(Records supplied begins)
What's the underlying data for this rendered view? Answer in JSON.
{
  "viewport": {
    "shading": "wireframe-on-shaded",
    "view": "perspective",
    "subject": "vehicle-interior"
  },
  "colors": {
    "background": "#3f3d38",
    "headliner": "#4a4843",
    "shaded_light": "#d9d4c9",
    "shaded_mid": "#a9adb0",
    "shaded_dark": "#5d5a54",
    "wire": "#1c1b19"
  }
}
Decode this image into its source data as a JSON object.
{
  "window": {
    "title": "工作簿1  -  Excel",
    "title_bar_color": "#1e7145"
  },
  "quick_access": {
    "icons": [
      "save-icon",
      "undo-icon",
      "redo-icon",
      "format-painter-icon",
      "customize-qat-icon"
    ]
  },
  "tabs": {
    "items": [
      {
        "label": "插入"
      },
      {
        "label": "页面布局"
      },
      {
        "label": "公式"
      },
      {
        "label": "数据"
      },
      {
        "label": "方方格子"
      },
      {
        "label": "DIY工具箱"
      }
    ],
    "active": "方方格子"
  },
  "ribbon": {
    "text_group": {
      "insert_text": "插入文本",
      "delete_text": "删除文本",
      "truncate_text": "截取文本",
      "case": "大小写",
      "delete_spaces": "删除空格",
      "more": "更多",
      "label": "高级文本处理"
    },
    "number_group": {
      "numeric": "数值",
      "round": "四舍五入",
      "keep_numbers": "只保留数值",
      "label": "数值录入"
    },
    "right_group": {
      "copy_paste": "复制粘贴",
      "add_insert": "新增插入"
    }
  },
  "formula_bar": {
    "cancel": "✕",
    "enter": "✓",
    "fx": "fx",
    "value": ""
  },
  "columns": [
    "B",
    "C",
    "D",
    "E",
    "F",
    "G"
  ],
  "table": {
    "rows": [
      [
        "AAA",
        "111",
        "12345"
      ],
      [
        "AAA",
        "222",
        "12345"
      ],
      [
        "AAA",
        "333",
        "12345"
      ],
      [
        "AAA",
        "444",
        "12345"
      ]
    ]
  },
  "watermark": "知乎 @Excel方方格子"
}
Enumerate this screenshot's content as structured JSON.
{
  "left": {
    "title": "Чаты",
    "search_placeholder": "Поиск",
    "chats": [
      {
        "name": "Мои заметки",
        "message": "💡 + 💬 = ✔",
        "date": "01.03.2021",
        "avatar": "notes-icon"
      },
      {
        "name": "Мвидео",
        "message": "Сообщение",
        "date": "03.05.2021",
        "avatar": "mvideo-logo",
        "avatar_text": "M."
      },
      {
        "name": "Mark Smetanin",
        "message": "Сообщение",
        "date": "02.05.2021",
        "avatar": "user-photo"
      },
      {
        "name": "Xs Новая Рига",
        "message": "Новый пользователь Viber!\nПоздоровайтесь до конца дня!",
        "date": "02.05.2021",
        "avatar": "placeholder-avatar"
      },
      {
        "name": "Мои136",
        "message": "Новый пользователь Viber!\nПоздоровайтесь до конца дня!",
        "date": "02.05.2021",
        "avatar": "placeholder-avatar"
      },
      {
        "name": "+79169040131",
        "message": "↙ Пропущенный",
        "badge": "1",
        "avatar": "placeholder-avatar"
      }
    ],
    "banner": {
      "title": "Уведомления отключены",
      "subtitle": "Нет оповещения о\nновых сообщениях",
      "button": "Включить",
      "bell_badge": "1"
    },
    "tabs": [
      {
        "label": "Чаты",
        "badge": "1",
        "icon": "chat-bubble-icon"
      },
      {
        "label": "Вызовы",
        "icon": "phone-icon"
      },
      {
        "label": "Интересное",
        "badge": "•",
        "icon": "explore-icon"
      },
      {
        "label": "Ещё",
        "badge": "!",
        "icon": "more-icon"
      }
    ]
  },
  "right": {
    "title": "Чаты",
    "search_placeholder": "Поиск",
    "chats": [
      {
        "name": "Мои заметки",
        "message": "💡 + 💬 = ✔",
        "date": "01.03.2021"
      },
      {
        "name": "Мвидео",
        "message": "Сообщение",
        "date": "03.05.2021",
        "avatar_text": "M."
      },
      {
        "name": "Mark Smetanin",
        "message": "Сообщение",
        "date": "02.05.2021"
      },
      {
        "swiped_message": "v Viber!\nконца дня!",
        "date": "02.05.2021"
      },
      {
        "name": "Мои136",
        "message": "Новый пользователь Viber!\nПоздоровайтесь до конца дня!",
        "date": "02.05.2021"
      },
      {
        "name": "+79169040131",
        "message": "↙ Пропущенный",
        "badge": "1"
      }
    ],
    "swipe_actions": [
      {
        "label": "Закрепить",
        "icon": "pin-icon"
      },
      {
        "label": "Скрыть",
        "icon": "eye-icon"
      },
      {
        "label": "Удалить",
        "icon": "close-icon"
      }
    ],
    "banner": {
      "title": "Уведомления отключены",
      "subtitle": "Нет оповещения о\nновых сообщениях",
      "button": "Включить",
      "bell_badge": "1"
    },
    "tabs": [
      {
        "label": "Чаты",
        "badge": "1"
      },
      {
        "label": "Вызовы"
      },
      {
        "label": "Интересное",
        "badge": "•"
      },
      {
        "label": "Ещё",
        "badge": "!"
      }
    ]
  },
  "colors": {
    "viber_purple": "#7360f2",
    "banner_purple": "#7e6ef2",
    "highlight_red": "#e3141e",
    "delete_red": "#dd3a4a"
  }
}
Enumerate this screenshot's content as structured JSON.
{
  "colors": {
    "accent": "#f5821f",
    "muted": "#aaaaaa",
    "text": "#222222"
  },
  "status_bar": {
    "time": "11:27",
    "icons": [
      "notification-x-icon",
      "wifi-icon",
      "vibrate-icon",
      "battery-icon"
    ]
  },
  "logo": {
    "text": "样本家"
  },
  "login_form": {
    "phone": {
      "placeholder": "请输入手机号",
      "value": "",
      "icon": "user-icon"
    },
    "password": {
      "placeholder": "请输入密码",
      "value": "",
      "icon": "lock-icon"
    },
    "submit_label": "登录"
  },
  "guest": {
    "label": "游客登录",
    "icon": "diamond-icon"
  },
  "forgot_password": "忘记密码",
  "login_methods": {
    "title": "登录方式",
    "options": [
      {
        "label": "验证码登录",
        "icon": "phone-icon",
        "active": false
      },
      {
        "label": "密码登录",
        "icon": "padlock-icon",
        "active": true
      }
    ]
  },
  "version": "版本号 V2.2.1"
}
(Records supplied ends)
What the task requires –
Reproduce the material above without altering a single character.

Solution –
What's the underlying data for this rendered view? Answer in JSON.
{
  "viewport": {
    "shading": "wireframe-on-shaded",
    "view": "perspective",
    "subject": "vehicle-interior"
  },
  "colors": {
    "background": "#3f3d38",
    "headliner": "#4a4843",
    "shaded_light": "#d9d4c9",
    "shaded_mid": "#a9adb0",
    "shaded_dark": "#5d5a54",
    "wire": "#1c1b19"
  }
}
Decode this image into its source data as a JSON object.
{
  "window": {
    "title": "工作簿1  -  Excel",
    "title_bar_color": "#1e7145"
  },
  "quick_access": {
    "icons": [
      "save-icon",
      "undo-icon",
      "redo-icon",
      "format-painter-icon",
      "customize-qat-icon"
    ]
  },
  "tabs": {
    "items": [
      {
        "label": "插入"
      },
      {
        "label": "页面布局"
      },
      {
        "label": "公式"
      },
      {
        "label": "数据"
      },
      {
        "label": "方方格子"
      },
      {
        "label": "DIY工具箱"
      }
    ],
    "active": "方方格子"
  },
  "ribbon": {
    "text_group": {
      "insert_text": "插入文本",
      "delete_text": "删除文本",
      "truncate_text": "截取文本",
      "case": "大小写",
      "delete_spaces": "删除空格",
      "more": "更多",
      "label": "高级文本处理"
    },
    "number_group": {
      "numeric": "数值",
      "round": "四舍五入",
      "keep_numbers": "只保留数值",
      "label": "数值录入"
    },
    "right_group": {
      "copy_paste": "复制粘贴",
      "add_insert": "新增插入"
    }
  },
  "formula_bar": {
    "cancel": "✕",
    "enter": "✓",
    "fx": "fx",
    "value": ""
  },
  "columns": [
    "B",
    "C",
    "D",
    "E",
    "F",
    "G"
  ],
  "table": {
    "rows": [
      [
        "AAA",
        "111",
        "12345"
      ],
      [
        "AAA",
        "222",
        "12345"
      ],
      [
        "AAA",
        "333",
        "12345"
      ],
      [
        "AAA",
        "444",
        "12345"
      ]
    ]
  },
  "watermark": "知乎 @Excel方方格子"
}
Enumerate this screenshot's content as structured JSON.
{
  "left": {
    "title": "Чаты",
    "search_placeholder": "Поиск",
    "chats": [
      {
        "name": "Мои заметки",
        "message": "💡 + 💬 = ✔",
        "date": "01.03.2021",
        "avatar": "notes-icon"
      },
      {
        "name": "Мвидео",
        "message": "Сообщение",
        "date": "03.05.2021",
        "avatar": "mvideo-logo",
        "avatar_text": "M."
      },
      {
        "name": "Mark Smetanin",
        "message": "Сообщение",
        "date": "02.05.2021",
        "avatar": "user-photo"
      },
      {
        "name": "Xs Новая Рига",
        "message": "Новый пользователь Viber!\nПоздоровайтесь до конца дня!",
        "date": "02.05.2021",
        "avatar": "placeholder-avatar"
      },
      {
        "name": "Мои136",
        "message": "Новый пользователь Viber!\nПоздоровайтесь до конца дня!",
        "date": "02.05.2021",
        "avatar": "placeholder-avatar"
      },
      {
        "name": "+79169040131",
        "message": "↙ Пропущенный",
        "badge": "1",
        "avatar": "placeholder-avatar"
      }
    ],
    "banner": {
      "title": "Уведомления отключены",
      "subtitle": "Нет оповещения о\nновых сообщениях",
      "button": "Включить",
      "bell_badge": "1"
    },
    "tabs": [
      {
        "label": "Чаты",
        "badge": "1",
        "icon": "chat-bubble-icon"
      },
      {
        "label": "Вызовы",
        "icon": "phone-icon"
      },
      {
        "label": "Интересное",
        "badge": "•",
        "icon": "explore-icon"
      },
      {
        "label": "Ещё",
        "badge": "!",
        "icon": "more-icon"
      }
    ]
  },
  "right": {
    "title": "Чаты",
    "search_placeholder": "Поиск",
    "chats": [
      {
        "name": "Мои заметки",
        "message": "💡 + 💬 = ✔",
        "date": "01.03.2021"
      },
      {
        "name": "Мвидео",
        "message": "Сообщение",
        "date": "03.05.2021",
        "avatar_text": "M."
      },
      {
        "name": "Mark Smetanin",
        "message": "Сообщение",
        "date": "02.05.2021"
      },
      {
        "swiped_message": "v Viber!\nконца дня!",
        "date": "02.05.2021"
      },
      {
        "name": "Мои136",
        "message": "Новый пользователь Viber!\nПоздоровайтесь до конца дня!",
        "date": "02.05.2021"
      },
      {
        "name": "+79169040131",
        "message": "↙ Пропущенный",
        "badge": "1"
      }
    ],
    "swipe_actions": [
      {
        "label": "Закрепить",
        "icon": "pin-icon"
      },
      {
        "label": "Скрыть",
        "icon": "eye-icon"
      },
      {
        "label": "Удалить",
        "icon": "close-icon"
      }
    ],
    "banner": {
      "title": "Уведомления отключены",
      "subtitle": "Нет оповещения о\nновых сообщениях",
      "button": "Включить",
      "bell_badge": "1"
    },
    "tabs": [
      {
        "label": "Чаты",
        "badge": "1"
      },
      {
        "label": "Вызовы"
      },
      {
        "label": "Интересное",
        "badge": "•"
      },
      {
        "label": "Ещё",
        "badge": "!"
      }
    ]
  },
  "colors": {
    "viber_purple": "#7360f2",
    "banner_purple": "#7e6ef2",
    "highlight_red": "#e3141e",
    "delete_red": "#dd3a4a"
  }
}
Enumerate this screenshot's content as structured JSON.
{
  "colors": {
    "accent": "#f5821f",
    "muted": "#aaaaaa",
    "text": "#222222"
  },
  "status_bar": {
    "time": "11:27",
    "icons": [
      "notification-x-icon",
      "wifi-icon",
      "vibrate-icon",
      "battery-icon"
    ]
  },
  "logo": {
    "text": "样本家"
  },
  "login_form": {
    "phone": {
      "placeholder": "请输入手机号",
      "value": "",
      "icon": "user-icon"
    },
    "password": {
      "placeholder": "请输入密码",
      "value": "",
      "icon": "lock-icon"
    },
    "submit_label": "登录"
  },
  "guest": {
    "label": "游客登录",
    "icon": "diamond-icon"
  },
  "forgot_password": "忘记密码",
  "login_methods": {
    "title": "登录方式",
    "options": [
      {
        "label": "验证码登录",
        "icon": "phone-icon",
        "active": false
      },
      {
        "label": "密码登录",
        "icon": "padlock-icon",
        "active": true
      }
    ]
  },
  "version": "版本号 V2.2.1"
}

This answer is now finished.